Four Years, Four Hours
In Liam’s first five years of life, he had 12 heart surgeries of assorted intensity, from one of the riskiest and most complex on the planet, to marathon caths, to a simple removal of sternal wires. With his Cardiac MRI, he’s been under general anesthesia with a pediatric cardiac anesthesiologist 13 times. Then, in 2008, the week before kindergarten, he got his stent and stabilized.
It’s been almost, but not quite, four years since I smelled the sterile glare of hospital sheets. Glare is the right word, that smell is so harsh and unique. I smelled that smell today as I rested my head next to Liam’s and kissed his tear stained face. It’s been nearly four years since I hid my own tears from Liam while he cringed in a hospital bed, and that ended today too. I knew he was scared after the IV went in, I couldn’t bear to add to his burden.

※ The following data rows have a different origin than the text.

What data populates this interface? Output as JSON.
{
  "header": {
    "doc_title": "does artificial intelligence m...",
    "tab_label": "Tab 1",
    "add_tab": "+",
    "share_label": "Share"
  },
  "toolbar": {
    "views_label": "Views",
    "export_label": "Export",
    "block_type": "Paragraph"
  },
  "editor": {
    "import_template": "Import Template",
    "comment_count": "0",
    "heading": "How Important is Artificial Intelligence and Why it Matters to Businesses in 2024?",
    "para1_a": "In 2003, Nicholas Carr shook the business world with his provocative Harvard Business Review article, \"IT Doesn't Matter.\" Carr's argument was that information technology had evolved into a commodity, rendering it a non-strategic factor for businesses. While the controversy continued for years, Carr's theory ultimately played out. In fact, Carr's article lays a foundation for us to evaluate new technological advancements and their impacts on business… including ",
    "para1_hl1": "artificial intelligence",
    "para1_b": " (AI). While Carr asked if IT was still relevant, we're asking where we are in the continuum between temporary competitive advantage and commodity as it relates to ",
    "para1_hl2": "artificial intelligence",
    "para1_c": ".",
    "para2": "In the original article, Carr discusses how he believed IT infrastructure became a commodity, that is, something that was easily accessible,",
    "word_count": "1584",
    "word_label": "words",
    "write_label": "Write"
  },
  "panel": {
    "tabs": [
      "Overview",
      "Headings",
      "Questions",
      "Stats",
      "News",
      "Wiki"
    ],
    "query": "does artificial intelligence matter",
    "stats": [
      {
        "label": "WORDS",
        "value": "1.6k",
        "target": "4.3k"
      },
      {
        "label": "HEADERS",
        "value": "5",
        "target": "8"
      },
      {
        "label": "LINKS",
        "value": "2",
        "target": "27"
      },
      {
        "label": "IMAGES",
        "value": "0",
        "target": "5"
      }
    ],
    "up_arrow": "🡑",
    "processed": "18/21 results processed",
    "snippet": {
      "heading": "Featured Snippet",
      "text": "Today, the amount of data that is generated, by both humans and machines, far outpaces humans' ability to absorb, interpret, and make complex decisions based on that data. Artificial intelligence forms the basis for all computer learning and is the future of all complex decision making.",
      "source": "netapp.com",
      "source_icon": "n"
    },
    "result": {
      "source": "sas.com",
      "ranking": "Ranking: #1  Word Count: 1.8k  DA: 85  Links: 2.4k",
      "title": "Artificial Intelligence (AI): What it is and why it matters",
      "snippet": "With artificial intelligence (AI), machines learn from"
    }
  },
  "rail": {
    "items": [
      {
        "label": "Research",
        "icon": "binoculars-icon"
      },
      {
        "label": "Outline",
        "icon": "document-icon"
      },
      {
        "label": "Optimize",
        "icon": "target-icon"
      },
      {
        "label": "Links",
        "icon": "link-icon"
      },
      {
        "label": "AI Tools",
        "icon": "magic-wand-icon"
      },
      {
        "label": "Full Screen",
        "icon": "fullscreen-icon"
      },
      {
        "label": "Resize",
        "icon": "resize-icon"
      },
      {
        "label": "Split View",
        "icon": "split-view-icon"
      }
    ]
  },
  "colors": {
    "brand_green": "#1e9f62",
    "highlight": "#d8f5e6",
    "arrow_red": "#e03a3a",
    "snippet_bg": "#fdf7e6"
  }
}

Liam had chest pains, regular, recordable chest pains at school. We headed to the doctor’s office, but when he complained of feeling faint in the car, I turned into the hospital instead. We then ended our nearly four year streak of office-visits-only with four hours in the ER.

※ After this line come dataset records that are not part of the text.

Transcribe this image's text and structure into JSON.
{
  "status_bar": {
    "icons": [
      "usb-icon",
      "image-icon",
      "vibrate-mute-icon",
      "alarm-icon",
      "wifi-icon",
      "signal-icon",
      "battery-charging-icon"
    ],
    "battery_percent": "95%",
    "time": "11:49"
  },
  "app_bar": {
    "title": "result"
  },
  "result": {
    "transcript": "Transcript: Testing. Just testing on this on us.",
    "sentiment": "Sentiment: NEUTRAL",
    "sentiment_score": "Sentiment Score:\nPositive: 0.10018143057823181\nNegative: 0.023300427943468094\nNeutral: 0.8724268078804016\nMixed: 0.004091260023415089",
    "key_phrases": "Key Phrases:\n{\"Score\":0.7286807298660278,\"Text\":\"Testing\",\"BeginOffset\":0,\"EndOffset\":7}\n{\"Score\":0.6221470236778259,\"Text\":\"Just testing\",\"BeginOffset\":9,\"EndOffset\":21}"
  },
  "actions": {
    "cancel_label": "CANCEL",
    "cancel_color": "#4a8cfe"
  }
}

We had a happy ending when the events of chest pain he was feeling set off no difference in the heart rate monitors or his blood pressure. This was even better when a bag of fluid seemed to alleviate his pain and his dizziness faded. Seems our nearly-nine-year old was badly dehydrated. . . but with an impending pacemaker Jim and I took no chances. The doctors and nurses both at our local ER and who I spoke with on the phone at Children’s told us we did the right thing coming in today.
It feels so strange to be “happy” our son had dehydration that brought us to the ER, but the alternatives for Liam are so much worse. So, Liam pretty much gets a bottomless supply of milk and water for the foreseeable future. In the meantime, we’ll consider this a test run for his next open-heart surgery where we don’t just get to have the IV pulled and go home to watch TV after four hours. Maybe, for that reason alone, it was a blessing in disguise.

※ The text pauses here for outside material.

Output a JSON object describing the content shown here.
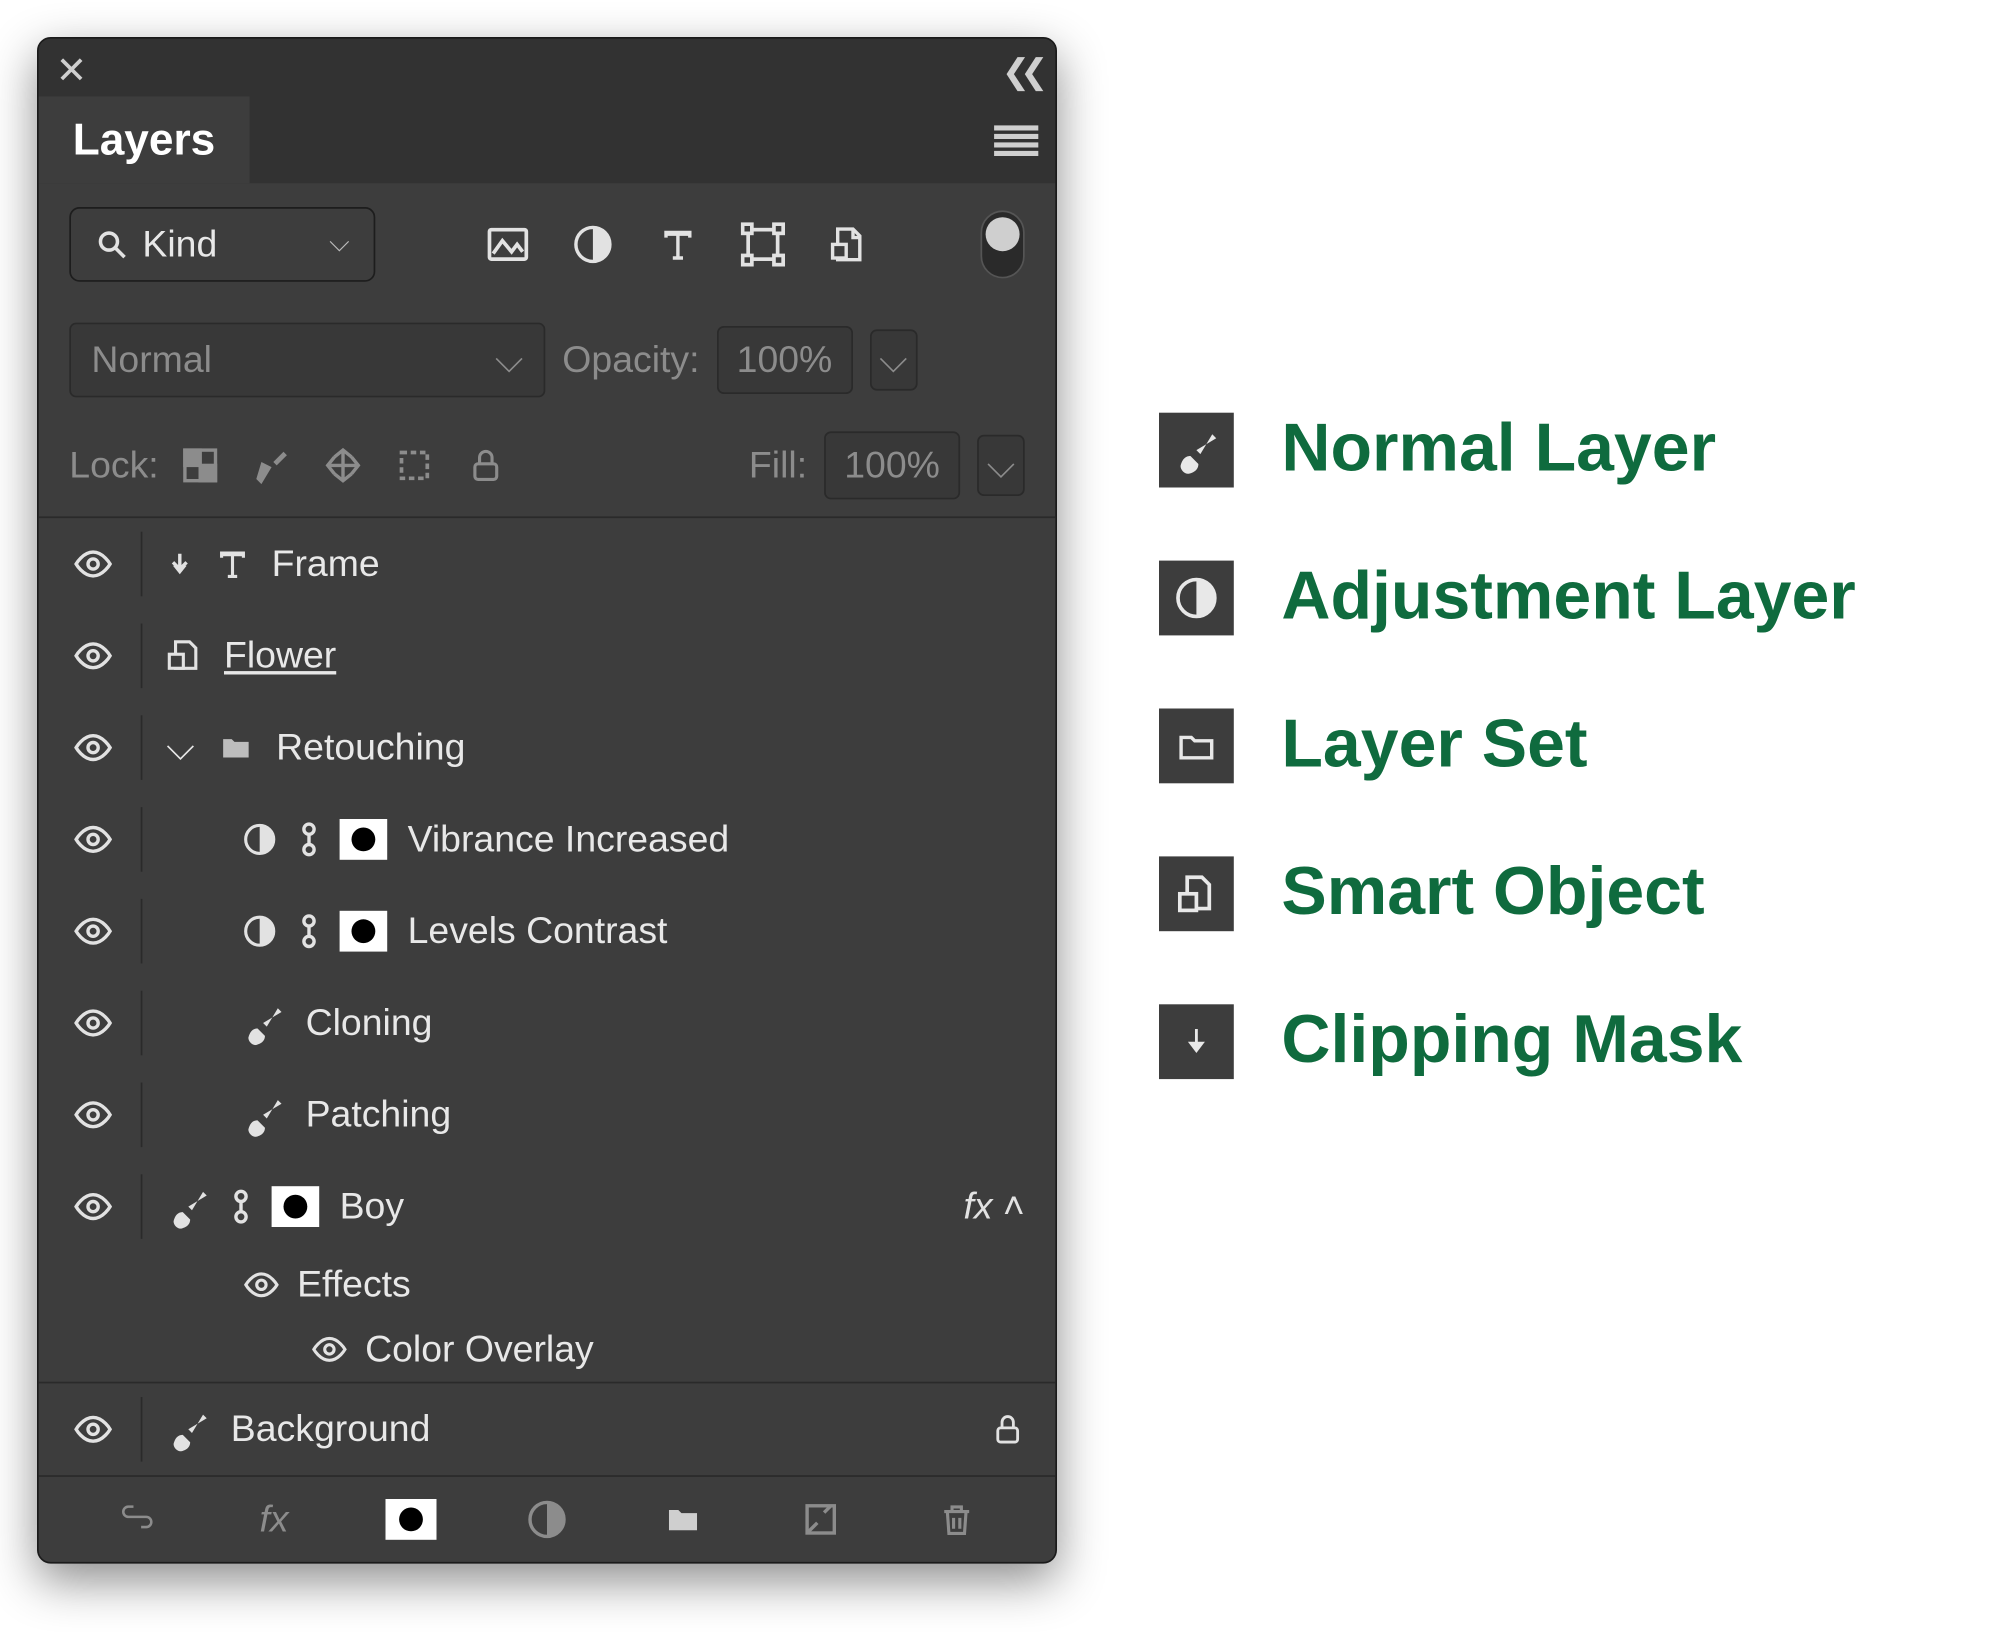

Oh, since we’re not at Children’s Hospital tonight like we feared we would be, please do come see me at the Aurora Barnes & Noble (225/Abilene) tomorrow night (6:30 pm). Liam won’t be there – he’ll be resting and drinking, but I could use the encouragement!